The reply should be a single number: the count of lines below that contain the word "title".

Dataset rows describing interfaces
○ ○ ○ ○ ○ ○ ○
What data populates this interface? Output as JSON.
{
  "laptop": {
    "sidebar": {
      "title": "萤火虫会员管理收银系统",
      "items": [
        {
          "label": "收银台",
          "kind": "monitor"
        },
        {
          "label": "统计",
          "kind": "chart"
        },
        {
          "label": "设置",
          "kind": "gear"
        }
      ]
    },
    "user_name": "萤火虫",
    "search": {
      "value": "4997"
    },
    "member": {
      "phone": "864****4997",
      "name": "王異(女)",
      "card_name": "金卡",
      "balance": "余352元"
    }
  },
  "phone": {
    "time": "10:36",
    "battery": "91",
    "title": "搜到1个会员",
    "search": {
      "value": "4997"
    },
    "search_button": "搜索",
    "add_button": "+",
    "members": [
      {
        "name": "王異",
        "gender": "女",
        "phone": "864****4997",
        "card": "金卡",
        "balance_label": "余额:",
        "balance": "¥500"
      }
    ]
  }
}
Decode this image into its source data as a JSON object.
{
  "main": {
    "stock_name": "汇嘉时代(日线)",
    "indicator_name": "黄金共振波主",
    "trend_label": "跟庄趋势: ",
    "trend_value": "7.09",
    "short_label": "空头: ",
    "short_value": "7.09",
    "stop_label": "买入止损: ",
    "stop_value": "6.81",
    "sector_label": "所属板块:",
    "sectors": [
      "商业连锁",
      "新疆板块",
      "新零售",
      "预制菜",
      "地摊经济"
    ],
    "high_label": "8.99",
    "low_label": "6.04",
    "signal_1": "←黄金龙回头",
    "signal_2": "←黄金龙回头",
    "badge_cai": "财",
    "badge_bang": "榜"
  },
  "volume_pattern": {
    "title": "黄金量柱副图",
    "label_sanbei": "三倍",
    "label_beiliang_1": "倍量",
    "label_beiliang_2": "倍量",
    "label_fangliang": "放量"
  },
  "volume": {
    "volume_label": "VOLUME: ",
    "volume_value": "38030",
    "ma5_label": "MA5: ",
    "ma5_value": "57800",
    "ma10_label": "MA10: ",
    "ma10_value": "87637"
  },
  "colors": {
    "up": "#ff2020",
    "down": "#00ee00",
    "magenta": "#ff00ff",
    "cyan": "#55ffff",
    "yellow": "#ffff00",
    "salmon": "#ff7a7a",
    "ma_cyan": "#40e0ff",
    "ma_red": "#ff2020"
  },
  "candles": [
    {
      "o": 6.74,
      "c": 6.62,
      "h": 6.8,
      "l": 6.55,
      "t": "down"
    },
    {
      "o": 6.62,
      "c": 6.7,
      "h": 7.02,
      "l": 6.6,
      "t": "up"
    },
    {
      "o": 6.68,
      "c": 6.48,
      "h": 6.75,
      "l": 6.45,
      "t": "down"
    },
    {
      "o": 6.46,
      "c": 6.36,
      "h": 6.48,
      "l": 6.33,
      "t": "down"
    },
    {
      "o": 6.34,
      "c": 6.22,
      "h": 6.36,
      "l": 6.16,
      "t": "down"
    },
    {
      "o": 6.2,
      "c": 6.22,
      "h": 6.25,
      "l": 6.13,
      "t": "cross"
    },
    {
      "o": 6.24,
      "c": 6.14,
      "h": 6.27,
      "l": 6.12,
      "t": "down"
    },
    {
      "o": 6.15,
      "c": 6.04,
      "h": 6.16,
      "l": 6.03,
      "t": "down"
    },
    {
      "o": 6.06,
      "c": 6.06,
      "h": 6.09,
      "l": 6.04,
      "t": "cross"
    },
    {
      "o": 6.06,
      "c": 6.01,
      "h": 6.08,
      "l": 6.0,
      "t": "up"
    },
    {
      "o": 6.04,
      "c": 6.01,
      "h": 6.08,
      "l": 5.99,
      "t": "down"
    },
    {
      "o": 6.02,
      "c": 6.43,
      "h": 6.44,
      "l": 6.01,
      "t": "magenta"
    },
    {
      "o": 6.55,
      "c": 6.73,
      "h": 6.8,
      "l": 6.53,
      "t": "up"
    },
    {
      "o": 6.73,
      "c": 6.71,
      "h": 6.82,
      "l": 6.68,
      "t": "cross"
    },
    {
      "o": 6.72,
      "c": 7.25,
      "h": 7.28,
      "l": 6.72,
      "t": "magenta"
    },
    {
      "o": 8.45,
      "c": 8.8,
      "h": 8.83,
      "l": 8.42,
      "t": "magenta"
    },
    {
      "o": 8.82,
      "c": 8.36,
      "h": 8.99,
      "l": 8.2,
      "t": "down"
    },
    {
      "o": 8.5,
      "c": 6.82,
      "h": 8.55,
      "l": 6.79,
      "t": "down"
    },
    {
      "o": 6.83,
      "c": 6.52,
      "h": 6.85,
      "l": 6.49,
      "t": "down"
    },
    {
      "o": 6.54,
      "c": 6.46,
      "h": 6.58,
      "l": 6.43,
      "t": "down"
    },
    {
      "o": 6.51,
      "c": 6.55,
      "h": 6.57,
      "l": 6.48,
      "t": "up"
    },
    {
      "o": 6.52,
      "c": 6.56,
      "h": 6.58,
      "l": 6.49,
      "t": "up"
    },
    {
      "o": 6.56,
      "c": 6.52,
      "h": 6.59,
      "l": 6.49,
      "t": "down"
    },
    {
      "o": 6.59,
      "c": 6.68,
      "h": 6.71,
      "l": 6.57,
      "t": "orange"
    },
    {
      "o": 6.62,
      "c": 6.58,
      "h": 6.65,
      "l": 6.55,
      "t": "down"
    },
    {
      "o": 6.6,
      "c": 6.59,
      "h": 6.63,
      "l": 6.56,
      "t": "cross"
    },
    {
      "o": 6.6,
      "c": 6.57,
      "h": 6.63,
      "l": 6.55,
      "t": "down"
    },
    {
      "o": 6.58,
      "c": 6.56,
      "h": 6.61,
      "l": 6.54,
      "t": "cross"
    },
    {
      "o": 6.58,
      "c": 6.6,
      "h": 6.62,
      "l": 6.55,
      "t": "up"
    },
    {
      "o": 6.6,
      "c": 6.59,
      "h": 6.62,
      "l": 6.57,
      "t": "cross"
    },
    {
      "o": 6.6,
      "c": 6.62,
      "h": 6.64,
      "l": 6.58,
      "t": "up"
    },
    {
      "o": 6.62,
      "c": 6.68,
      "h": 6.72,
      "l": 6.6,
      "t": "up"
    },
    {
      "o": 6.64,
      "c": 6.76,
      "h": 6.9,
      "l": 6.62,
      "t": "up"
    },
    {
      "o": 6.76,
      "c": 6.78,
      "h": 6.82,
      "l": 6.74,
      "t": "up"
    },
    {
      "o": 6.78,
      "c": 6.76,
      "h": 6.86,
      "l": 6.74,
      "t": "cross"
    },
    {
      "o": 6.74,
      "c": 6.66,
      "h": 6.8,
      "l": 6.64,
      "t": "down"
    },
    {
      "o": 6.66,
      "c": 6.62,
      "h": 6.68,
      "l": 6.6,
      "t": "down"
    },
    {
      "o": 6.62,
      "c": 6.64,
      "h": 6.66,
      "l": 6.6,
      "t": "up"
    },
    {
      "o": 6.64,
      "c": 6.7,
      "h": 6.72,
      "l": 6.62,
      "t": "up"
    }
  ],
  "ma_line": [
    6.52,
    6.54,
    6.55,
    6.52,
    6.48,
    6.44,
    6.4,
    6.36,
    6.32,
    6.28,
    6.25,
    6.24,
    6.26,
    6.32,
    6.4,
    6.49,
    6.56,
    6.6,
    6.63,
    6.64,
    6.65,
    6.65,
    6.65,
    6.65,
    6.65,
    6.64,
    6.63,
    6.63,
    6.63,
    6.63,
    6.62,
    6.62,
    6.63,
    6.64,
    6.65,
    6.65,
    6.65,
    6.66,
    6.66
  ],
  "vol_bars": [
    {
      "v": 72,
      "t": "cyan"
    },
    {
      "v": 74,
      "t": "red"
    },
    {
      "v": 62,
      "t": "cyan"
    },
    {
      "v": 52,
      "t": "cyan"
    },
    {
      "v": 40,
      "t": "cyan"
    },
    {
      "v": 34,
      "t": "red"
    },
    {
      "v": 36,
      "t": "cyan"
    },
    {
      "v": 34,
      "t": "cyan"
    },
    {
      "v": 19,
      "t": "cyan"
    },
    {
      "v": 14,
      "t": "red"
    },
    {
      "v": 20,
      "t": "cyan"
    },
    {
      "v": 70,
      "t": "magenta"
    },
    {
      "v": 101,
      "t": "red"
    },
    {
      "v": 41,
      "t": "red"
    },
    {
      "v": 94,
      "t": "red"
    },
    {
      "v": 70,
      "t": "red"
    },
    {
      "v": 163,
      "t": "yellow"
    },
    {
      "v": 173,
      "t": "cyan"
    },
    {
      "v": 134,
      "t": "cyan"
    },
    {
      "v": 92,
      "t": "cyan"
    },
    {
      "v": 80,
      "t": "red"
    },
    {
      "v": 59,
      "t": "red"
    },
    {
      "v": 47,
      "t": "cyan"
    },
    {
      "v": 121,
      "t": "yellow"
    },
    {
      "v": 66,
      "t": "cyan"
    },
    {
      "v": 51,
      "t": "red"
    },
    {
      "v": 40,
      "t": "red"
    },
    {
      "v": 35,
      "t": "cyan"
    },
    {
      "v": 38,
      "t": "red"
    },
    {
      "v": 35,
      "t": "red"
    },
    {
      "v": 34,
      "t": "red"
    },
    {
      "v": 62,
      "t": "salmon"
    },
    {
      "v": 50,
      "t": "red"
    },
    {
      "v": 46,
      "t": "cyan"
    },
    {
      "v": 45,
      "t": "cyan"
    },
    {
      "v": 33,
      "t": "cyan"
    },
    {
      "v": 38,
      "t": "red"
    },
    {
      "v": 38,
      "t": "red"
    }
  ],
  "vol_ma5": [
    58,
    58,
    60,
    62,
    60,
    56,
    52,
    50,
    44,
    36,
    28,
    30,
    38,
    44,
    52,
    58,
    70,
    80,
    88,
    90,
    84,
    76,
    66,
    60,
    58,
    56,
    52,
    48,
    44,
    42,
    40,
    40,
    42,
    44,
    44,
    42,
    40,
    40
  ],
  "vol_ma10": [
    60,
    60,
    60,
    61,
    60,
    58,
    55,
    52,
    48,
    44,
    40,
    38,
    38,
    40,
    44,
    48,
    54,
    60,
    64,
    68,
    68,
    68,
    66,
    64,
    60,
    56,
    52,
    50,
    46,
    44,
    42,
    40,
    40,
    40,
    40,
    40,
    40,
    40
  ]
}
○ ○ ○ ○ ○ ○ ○
Response to this task:
3